Data supplied below:
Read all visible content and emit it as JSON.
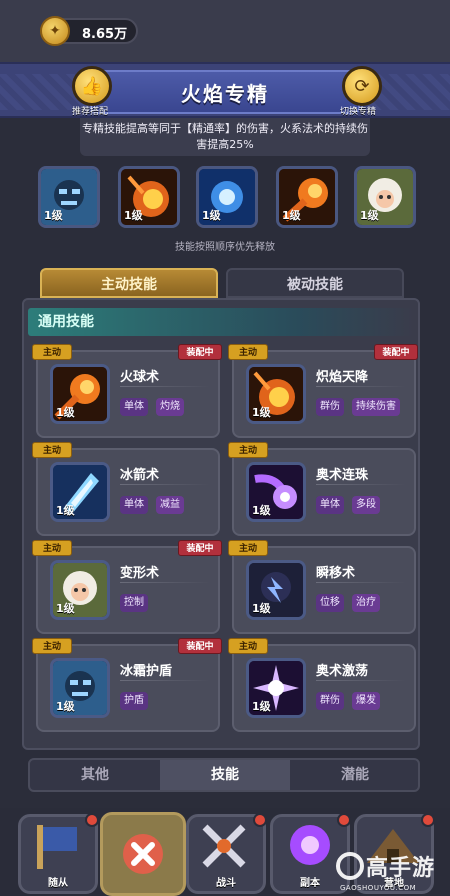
{
  "currency": {
    "amount": "8.65万",
    "icon": "wheat-coin-icon"
  },
  "banner": {
    "title": "火焰专精",
    "left_button_label": "推荐搭配",
    "right_button_label": "切换专精",
    "description": "专精技能提高等同于【精通率】的伤害，火系法术的持续伤害提高25%"
  },
  "equipped_slots": [
    {
      "name": "冰霜护盾",
      "level": "1级"
    },
    {
      "name": "炽焰天降",
      "level": "1级"
    },
    {
      "name": "奥术连珠",
      "level": "1级"
    },
    {
      "name": "火球术",
      "level": "1级"
    },
    {
      "name": "变形术",
      "level": "1级"
    }
  ],
  "slots_hint": "技能按照顺序优先释放",
  "tabs": {
    "active": "主动技能",
    "passive": "被动技能"
  },
  "section_title": "通用技能",
  "badge_active": "主动",
  "badge_equipped": "装配中",
  "skills": [
    {
      "name": "火球术",
      "level": "1级",
      "equipped": true,
      "tags": [
        "单体",
        "灼烧"
      ]
    },
    {
      "name": "炽焰天降",
      "level": "1级",
      "equipped": true,
      "tags": [
        "群伤",
        "持续伤害"
      ]
    },
    {
      "name": "冰箭术",
      "level": "1级",
      "equipped": false,
      "tags": [
        "单体",
        "减益"
      ]
    },
    {
      "name": "奥术连珠",
      "level": "1级",
      "equipped": true,
      "tags": [
        "单体",
        "多段"
      ]
    },
    {
      "name": "变形术",
      "level": "1级",
      "equipped": true,
      "tags": [
        "控制"
      ]
    },
    {
      "name": "瞬移术",
      "level": "1级",
      "equipped": false,
      "tags": [
        "位移",
        "治疗"
      ]
    },
    {
      "name": "冰霜护盾",
      "level": "1级",
      "equipped": true,
      "tags": [
        "护盾"
      ]
    },
    {
      "name": "奥术激荡",
      "level": "1级",
      "equipped": false,
      "tags": [
        "群伤",
        "爆发"
      ]
    }
  ],
  "subtabs": [
    "其他",
    "技能",
    "潜能"
  ],
  "subtab_active": "技能",
  "nav": [
    {
      "label": "随从"
    },
    {
      "label": "战斗"
    },
    {
      "label": "副本"
    },
    {
      "label": "营地"
    }
  ],
  "watermark": {
    "text": "高手游",
    "sub": "GAOSHOUYOU.COM"
  }
}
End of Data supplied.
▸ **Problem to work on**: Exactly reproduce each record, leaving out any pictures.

▸ **Reply to the exercise**:
Read all visible content and emit it as JSON.
{
  "currency": {
    "amount": "8.65万",
    "icon": "wheat-coin-icon"
  },
  "banner": {
    "title": "火焰专精",
    "left_button_label": "推荐搭配",
    "right_button_label": "切换专精",
    "description": "专精技能提高等同于【精通率】的伤害，火系法术的持续伤害提高25%"
  },
  "equipped_slots": [
    {
      "name": "冰霜护盾",
      "level": "1级"
    },
    {
      "name": "炽焰天降",
      "level": "1级"
    },
    {
      "name": "奥术连珠",
      "level": "1级"
    },
    {
      "name": "火球术",
      "level": "1级"
    },
    {
      "name": "变形术",
      "level": "1级"
    }
  ],
  "slots_hint": "技能按照顺序优先释放",
  "tabs": {
    "active": "主动技能",
    "passive": "被动技能"
  },
  "section_title": "通用技能",
  "badge_active": "主动",
  "badge_equipped": "装配中",
  "skills": [
    {
      "name": "火球术",
      "level": "1级",
      "equipped": true,
      "tags": [
        "单体",
        "灼烧"
      ]
    },
    {
      "name": "炽焰天降",
      "level": "1级",
      "equipped": true,
      "tags": [
        "群伤",
        "持续伤害"
      ]
    },
    {
      "name": "冰箭术",
      "level": "1级",
      "equipped": false,
      "tags": [
        "单体",
        "减益"
      ]
    },
    {
      "name": "奥术连珠",
      "level": "1级",
      "equipped": true,
      "tags": [
        "单体",
        "多段"
      ]
    },
    {
      "name": "变形术",
      "level": "1级",
      "equipped": true,
      "tags": [
        "控制"
      ]
    },
    {
      "name": "瞬移术",
      "level": "1级",
      "equipped": false,
      "tags": [
        "位移",
        "治疗"
      ]
    },
    {
      "name": "冰霜护盾",
      "level": "1级",
      "equipped": true,
      "tags": [
        "护盾"
      ]
    },
    {
      "name": "奥术激荡",
      "level": "1级",
      "equipped": false,
      "tags": [
        "群伤",
        "爆发"
      ]
    }
  ],
  "subtabs": [
    "其他",
    "技能",
    "潜能"
  ],
  "subtab_active": "技能",
  "nav": [
    {
      "label": "随从"
    },
    {
      "label": "战斗"
    },
    {
      "label": "副本"
    },
    {
      "label": "营地"
    }
  ],
  "watermark": {
    "text": "高手游",
    "sub": "GAOSHOUYOU.COM"
  }
}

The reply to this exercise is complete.